— Element data from apps and pages —
──────

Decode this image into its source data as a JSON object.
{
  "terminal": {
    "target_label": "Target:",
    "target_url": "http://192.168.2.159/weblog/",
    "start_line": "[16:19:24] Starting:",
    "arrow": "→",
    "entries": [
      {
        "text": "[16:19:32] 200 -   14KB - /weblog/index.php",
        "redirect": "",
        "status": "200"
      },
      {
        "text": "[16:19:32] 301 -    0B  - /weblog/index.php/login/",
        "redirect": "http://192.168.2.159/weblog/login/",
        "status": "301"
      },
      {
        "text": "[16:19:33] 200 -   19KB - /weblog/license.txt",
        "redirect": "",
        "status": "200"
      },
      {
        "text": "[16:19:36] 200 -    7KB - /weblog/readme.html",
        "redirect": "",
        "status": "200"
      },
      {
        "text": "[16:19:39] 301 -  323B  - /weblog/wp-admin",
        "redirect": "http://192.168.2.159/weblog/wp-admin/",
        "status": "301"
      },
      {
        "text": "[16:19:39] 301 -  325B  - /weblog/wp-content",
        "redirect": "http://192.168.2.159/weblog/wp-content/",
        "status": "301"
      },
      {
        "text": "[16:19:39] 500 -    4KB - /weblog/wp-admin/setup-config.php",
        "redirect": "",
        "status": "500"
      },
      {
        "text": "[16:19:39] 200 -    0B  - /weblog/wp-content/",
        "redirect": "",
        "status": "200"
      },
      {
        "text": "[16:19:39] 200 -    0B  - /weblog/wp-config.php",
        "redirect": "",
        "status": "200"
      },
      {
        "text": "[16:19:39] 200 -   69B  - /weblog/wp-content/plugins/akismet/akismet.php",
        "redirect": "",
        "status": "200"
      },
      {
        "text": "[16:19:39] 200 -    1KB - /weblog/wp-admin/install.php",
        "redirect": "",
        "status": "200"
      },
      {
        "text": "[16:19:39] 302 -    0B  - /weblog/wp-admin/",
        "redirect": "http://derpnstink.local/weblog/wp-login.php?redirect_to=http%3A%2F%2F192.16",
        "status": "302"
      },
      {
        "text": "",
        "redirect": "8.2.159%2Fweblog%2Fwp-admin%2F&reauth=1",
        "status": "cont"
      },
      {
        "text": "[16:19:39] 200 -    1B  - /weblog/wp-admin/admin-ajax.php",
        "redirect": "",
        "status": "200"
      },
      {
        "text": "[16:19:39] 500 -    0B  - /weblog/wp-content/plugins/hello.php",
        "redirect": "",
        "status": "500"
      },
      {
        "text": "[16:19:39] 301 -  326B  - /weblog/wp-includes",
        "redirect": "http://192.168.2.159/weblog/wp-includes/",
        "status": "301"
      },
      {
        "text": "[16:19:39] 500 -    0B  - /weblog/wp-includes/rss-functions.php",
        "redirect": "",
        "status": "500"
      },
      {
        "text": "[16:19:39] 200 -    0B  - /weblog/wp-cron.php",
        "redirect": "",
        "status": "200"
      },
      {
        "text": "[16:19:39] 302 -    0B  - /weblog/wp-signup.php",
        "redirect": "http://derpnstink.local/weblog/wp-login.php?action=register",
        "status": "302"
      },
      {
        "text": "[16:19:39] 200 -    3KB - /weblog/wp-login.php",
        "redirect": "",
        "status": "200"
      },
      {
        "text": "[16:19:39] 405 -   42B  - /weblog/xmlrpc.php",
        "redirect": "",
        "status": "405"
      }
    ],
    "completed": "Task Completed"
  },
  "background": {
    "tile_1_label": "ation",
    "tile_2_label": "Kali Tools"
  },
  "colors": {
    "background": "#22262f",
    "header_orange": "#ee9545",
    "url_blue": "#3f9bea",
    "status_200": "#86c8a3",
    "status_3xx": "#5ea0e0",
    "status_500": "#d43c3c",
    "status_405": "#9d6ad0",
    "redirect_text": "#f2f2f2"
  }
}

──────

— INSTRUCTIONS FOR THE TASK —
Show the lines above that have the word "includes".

— RESULT OF THIS TASK —
        "text": "[16:19:39] 301 -  326B  - /weblog/wp-includes",
        "redirect": "http://192.168.2.159/weblog/wp-includes/",
        "text": "[16:19:39] 500 -    0B  - /weblog/wp-includes/rss-functions.php",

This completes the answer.